§ Problem
Give the number of lines in the data that contain "Адрес", and nothing more.

§ Exercise data
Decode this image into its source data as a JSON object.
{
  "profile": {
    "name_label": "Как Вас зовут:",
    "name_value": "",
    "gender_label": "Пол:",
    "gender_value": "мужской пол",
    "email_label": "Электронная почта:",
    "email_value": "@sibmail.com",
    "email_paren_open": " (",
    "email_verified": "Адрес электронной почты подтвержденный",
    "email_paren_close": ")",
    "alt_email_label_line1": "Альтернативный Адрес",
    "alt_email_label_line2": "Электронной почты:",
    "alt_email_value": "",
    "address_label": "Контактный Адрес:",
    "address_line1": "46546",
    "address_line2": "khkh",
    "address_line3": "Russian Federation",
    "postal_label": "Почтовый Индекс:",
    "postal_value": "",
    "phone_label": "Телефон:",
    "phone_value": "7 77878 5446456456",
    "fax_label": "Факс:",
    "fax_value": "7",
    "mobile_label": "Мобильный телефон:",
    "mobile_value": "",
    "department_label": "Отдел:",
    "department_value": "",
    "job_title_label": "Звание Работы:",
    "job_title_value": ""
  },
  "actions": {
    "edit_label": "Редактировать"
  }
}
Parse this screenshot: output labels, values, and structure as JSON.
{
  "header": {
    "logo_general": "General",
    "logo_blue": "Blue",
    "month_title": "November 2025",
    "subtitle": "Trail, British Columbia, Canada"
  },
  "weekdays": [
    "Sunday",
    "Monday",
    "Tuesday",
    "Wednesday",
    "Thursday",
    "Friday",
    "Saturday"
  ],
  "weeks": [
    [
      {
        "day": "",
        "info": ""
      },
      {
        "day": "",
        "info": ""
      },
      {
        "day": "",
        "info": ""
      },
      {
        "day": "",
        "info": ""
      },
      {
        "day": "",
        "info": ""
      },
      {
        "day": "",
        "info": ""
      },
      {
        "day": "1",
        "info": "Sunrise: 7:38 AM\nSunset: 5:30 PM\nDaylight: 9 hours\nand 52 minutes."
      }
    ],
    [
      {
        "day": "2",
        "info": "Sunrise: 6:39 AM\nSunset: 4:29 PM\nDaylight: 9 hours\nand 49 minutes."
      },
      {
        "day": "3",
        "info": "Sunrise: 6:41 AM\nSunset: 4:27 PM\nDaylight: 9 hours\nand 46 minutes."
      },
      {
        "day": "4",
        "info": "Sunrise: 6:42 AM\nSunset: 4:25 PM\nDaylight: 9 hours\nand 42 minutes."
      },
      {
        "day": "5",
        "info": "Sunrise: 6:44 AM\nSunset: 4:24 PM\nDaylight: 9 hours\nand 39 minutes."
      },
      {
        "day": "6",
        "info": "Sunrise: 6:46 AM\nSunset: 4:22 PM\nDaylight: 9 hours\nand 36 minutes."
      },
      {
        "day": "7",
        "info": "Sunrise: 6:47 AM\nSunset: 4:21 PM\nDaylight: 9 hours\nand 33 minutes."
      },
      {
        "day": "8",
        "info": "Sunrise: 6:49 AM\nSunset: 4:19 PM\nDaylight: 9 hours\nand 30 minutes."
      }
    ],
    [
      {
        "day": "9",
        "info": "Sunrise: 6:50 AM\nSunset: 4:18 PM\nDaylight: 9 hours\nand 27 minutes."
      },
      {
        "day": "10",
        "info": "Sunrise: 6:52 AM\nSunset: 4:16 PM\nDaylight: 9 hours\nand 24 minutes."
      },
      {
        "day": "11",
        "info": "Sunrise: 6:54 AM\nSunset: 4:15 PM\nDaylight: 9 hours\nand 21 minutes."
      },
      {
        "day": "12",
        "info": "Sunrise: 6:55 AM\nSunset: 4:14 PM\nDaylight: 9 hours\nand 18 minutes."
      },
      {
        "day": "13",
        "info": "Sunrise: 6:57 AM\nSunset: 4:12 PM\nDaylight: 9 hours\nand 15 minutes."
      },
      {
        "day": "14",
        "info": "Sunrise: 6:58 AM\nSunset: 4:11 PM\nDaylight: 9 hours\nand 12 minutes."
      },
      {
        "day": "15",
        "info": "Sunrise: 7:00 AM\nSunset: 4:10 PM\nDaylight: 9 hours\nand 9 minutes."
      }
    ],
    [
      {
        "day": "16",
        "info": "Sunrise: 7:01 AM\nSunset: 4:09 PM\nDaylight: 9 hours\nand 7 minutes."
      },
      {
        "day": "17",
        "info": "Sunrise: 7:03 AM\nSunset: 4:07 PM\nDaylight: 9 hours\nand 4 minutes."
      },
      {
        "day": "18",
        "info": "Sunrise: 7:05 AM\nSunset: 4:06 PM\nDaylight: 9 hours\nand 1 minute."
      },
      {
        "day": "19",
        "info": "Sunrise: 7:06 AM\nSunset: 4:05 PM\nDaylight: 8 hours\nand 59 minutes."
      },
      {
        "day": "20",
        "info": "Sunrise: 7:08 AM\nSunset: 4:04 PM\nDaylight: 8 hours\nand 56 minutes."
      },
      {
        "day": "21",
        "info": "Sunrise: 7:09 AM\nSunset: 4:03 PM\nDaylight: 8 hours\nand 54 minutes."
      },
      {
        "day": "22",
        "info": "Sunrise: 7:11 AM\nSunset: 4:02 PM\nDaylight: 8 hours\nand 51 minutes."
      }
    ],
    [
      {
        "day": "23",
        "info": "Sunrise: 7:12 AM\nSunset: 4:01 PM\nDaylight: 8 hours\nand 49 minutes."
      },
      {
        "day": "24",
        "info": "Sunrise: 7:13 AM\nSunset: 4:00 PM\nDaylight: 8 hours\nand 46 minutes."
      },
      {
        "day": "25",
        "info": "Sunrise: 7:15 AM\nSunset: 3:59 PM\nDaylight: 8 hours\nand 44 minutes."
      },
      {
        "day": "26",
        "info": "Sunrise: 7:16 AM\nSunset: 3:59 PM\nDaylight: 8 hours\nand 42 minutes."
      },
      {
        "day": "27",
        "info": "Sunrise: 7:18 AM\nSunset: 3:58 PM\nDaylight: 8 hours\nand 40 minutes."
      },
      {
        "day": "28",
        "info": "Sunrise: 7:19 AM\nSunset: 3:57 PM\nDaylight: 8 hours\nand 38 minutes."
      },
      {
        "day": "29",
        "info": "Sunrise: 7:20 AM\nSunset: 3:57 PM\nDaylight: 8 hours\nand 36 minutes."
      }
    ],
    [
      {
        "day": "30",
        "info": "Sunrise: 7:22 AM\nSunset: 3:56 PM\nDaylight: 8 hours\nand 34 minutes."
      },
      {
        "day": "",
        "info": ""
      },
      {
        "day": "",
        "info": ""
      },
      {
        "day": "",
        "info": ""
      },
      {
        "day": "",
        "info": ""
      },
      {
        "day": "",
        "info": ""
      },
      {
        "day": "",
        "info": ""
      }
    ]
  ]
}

§ Answer space
3